## Your task:
For this exercise, copy all the data exactly and include none of the pictures.

[Data records for software interfaces]
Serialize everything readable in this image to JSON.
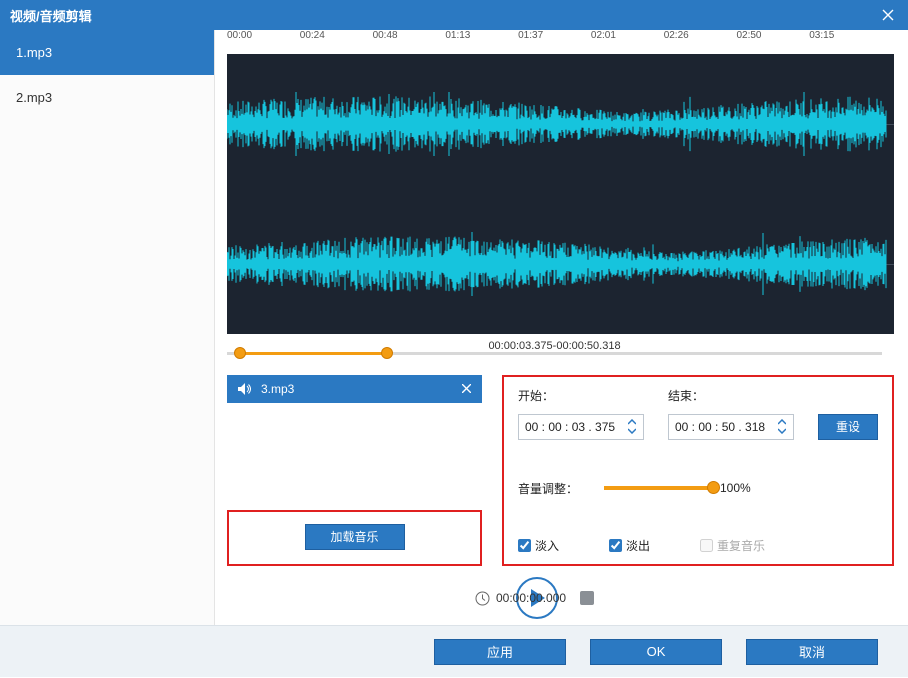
{
  "title": "视频/音频剪辑",
  "sidebar": {
    "items": [
      {
        "label": "1.mp3"
      },
      {
        "label": "2.mp3"
      }
    ],
    "selected": 0
  },
  "ruler": [
    "00:00",
    "00:24",
    "00:48",
    "01:13",
    "01:37",
    "02:01",
    "02:26",
    "02:50",
    "03:15"
  ],
  "range": {
    "text": "00:00:03.375-00:00:50.318",
    "startPct": 2,
    "endPct": 24.5
  },
  "nowplaying": {
    "name": "3.mp3"
  },
  "loadBtn": "加载音乐",
  "panel": {
    "startLabel": "开始：",
    "endLabel": "结束：",
    "startVal": "00 : 00 : 03 . 375",
    "endVal": "00 : 00 : 50 . 318",
    "resetLabel": "重设",
    "volLabel": "音量调整：",
    "volPct": 100,
    "volText": "100%",
    "fadeIn": "淡入",
    "fadeOut": "淡出",
    "repeat": "重复音乐"
  },
  "player": {
    "time": "00:00:00.000"
  },
  "footer": {
    "apply": "应用",
    "ok": "OK",
    "cancel": "取消"
  }
}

## Response to the task:
Serialize everything readable in this image to JSON.
{
  "title": "视频/音频剪辑",
  "sidebar": {
    "items": [
      {
        "label": "1.mp3"
      },
      {
        "label": "2.mp3"
      }
    ],
    "selected": 0
  },
  "ruler": [
    "00:00",
    "00:24",
    "00:48",
    "01:13",
    "01:37",
    "02:01",
    "02:26",
    "02:50",
    "03:15"
  ],
  "range": {
    "text": "00:00:03.375-00:00:50.318",
    "startPct": 2,
    "endPct": 24.5
  },
  "nowplaying": {
    "name": "3.mp3"
  },
  "loadBtn": "加载音乐",
  "panel": {
    "startLabel": "开始：",
    "endLabel": "结束：",
    "startVal": "00 : 00 : 03 . 375",
    "endVal": "00 : 00 : 50 . 318",
    "resetLabel": "重设",
    "volLabel": "音量调整：",
    "volPct": 100,
    "volText": "100%",
    "fadeIn": "淡入",
    "fadeOut": "淡出",
    "repeat": "重复音乐"
  },
  "player": {
    "time": "00:00:00.000"
  },
  "footer": {
    "apply": "应用",
    "ok": "OK",
    "cancel": "取消"
  }
}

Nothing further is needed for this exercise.